FIG. 8G shows regions which are sectors, but not identical. For example, angle 91, subtended by one sector, is about 90 degrees; angles 88 are about 45 degrees; and the lower sector 94 subtends an angle of about 180 degrees. FIGS. 8H and 8I both show a lower sector subtending an angle of 180 degrees. However, in FIG. 8H, the upper section contains two concentric semicircles, while in FIG. 8I the upper section contains crescent-shaped regions. In FIG. 8J, the regions are crescent-shaped and symmetric about line 92. Central region 96 is in the shape of the common area of intersection of two circles, one having circumference 98, and the other having circumference 100. The shape of central region 96 can be called "cat's pupil," because of the resemblance of the shape to the pupil of that animal.
The individual regions shown in FIG. 8 may be spherical lenses or aspheric lenses corrected for aberrations, as discussed above.
In all lenses of FIGS. 8A through 8J, the constricted pupil 55 admits light through a far-field focusing region, such as the hatched region in FIG. 8D having a power of 21.0 D. Similarly, the pupil in FIG. 7 which is constricted to a diameter 44, admits light through far-field focusing region 50C.

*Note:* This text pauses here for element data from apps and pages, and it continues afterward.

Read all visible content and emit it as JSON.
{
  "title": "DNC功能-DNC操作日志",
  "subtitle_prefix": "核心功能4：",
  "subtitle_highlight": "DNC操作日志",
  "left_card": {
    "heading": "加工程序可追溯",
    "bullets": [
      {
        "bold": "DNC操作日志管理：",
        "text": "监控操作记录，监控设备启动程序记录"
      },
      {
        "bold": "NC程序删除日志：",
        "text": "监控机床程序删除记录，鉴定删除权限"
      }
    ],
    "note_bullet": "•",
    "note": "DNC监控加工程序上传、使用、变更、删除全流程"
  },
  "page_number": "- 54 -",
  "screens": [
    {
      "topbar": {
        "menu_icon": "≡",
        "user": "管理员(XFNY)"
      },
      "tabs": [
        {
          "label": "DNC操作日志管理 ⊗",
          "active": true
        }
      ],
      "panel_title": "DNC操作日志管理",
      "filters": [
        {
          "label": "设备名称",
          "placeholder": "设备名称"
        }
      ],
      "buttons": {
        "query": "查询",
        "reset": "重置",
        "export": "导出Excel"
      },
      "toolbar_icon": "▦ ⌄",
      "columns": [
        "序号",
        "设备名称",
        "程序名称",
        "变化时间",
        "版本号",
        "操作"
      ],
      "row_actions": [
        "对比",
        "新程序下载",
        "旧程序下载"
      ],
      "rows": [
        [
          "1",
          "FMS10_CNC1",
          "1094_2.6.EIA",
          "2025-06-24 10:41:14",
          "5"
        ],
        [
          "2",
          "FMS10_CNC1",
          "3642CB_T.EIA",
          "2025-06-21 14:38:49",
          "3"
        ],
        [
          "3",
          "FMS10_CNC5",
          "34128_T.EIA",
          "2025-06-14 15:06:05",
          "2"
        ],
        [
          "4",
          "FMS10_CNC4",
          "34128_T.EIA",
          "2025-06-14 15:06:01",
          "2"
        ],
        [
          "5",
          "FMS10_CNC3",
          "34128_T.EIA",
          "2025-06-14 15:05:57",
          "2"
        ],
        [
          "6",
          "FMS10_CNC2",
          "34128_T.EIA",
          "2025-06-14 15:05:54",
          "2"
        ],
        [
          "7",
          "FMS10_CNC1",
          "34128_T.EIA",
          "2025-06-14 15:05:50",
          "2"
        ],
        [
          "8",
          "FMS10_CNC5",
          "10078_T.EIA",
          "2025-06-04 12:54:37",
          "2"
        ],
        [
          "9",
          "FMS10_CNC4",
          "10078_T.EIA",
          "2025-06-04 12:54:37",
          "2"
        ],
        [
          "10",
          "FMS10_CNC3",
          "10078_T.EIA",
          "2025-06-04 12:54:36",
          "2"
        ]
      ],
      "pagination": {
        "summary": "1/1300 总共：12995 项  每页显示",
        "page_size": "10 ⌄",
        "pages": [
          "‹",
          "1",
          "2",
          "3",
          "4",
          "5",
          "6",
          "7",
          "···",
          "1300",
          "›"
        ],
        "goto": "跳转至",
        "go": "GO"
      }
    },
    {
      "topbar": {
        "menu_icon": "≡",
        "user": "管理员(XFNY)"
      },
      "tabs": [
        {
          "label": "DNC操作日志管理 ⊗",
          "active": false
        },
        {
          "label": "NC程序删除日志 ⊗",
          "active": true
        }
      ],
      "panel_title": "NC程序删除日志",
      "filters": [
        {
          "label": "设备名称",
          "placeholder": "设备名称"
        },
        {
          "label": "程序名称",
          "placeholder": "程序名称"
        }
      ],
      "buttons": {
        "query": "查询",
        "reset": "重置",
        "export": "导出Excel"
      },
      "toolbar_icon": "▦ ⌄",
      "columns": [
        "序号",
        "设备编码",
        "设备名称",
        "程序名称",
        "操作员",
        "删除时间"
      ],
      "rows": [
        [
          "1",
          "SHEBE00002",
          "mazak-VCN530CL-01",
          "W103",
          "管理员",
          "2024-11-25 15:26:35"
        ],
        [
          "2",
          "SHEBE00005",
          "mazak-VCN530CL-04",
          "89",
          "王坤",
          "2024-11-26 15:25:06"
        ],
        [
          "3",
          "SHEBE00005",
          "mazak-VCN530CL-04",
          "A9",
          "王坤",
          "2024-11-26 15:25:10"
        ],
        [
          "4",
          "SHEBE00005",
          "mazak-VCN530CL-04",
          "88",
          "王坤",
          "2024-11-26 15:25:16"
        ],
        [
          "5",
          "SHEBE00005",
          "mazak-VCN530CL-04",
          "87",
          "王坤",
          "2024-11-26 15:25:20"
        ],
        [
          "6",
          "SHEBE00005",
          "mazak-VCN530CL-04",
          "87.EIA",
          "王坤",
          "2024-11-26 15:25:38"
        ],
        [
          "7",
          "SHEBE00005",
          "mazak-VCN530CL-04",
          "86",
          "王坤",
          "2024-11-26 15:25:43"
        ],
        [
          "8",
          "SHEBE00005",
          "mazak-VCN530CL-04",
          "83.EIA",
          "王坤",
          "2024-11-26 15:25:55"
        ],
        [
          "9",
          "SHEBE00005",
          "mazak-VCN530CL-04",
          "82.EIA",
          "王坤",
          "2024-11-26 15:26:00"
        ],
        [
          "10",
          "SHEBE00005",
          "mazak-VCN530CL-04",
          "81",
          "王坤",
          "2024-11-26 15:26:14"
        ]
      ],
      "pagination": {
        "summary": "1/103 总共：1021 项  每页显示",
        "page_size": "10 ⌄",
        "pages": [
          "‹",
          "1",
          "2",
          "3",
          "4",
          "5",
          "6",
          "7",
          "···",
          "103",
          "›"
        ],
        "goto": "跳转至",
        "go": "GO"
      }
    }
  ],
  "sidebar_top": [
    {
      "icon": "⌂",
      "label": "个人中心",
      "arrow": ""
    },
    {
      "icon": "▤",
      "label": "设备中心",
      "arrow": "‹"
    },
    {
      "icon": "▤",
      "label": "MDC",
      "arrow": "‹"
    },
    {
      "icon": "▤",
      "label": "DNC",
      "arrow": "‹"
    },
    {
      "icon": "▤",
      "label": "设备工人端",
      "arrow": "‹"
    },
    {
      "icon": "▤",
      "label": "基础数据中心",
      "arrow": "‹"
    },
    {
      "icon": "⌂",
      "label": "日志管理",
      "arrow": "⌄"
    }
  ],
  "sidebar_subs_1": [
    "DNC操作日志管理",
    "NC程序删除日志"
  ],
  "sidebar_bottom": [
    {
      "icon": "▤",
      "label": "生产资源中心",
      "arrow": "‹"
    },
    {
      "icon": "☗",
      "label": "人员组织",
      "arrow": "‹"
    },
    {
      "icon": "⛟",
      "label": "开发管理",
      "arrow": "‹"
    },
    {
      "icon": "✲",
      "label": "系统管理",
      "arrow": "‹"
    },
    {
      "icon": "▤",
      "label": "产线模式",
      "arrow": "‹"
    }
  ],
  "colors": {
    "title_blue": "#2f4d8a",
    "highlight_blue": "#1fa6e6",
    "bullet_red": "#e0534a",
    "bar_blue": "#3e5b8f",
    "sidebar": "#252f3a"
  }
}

6. If the lens should become de-centered upon the eye, the light distribution upon the retina remains substantially unaffected, so long as the amount of de-centering is not too large.
7. It was stated above that the innermost region 50C in FIG. 6 has a diameter of 1.00 mm, the middle region 50B has a diameter of 2.36 mm, and the outer region 50A has a diameter of 6.00 mm. These dimensions fall within the ranges of 0.75-1.50, 2.00-3.00, and 5.00-10.00 mm for the innermost, middle, and outer regions, respectively, and diameters falling within these ranges can be used in the invention.
8. While the IOL of FIGS. 2 and 7 has been shown as positioned in the posterior chamber of the eye, the lens body of the present invention can be implanted in either the posterior or the anterior chamber with techniques commonly known and used in the field today.
Further, although the invention is illustrated in the drawings as being implanted without accompanying haptic members, the lens body, when in use in the eye, is typically combined with a pair, or a greater number, of haptic members for positioning and centering of the lens in the eye. The haptic members can be of any of the sizes and shapes commonly known and used today, such as the Shearing J-loops, the Simcoe C-loops, the Sinsky modified J-loops, etc. For illustrative purposes, an intraocular lens utilizing a lens body 50 of the present invention with a pair of generally J-type loop haptic members 105 is shown in FIG. 14. The haptic members 105 can be affixed to the lens body in any of the methods in common use today, or the lens and haptics can be formed as an integral, one-piece structure.
Numerous substitutions and modifications can be undertaken without departing from the true spirit and scope of the invention as defined in the following claims.